Element data from apps and pages:
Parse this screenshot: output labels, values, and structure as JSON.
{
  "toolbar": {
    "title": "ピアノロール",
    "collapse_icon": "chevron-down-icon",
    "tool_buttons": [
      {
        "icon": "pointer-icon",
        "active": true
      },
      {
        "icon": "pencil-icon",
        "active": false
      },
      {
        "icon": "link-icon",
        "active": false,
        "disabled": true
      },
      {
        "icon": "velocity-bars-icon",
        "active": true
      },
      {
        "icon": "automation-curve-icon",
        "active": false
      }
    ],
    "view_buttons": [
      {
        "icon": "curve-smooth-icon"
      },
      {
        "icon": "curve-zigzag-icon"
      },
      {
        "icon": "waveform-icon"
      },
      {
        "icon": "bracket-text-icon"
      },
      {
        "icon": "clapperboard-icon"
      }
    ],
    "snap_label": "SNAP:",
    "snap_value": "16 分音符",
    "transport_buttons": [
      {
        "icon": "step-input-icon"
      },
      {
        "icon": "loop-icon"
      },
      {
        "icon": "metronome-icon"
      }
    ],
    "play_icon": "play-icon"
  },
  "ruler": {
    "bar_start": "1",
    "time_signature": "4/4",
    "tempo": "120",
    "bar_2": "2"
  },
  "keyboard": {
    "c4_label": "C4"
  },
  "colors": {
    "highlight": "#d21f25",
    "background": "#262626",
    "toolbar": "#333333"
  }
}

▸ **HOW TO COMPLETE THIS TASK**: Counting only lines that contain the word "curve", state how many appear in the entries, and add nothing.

▸ **WRITTEN SOLUTION**: 3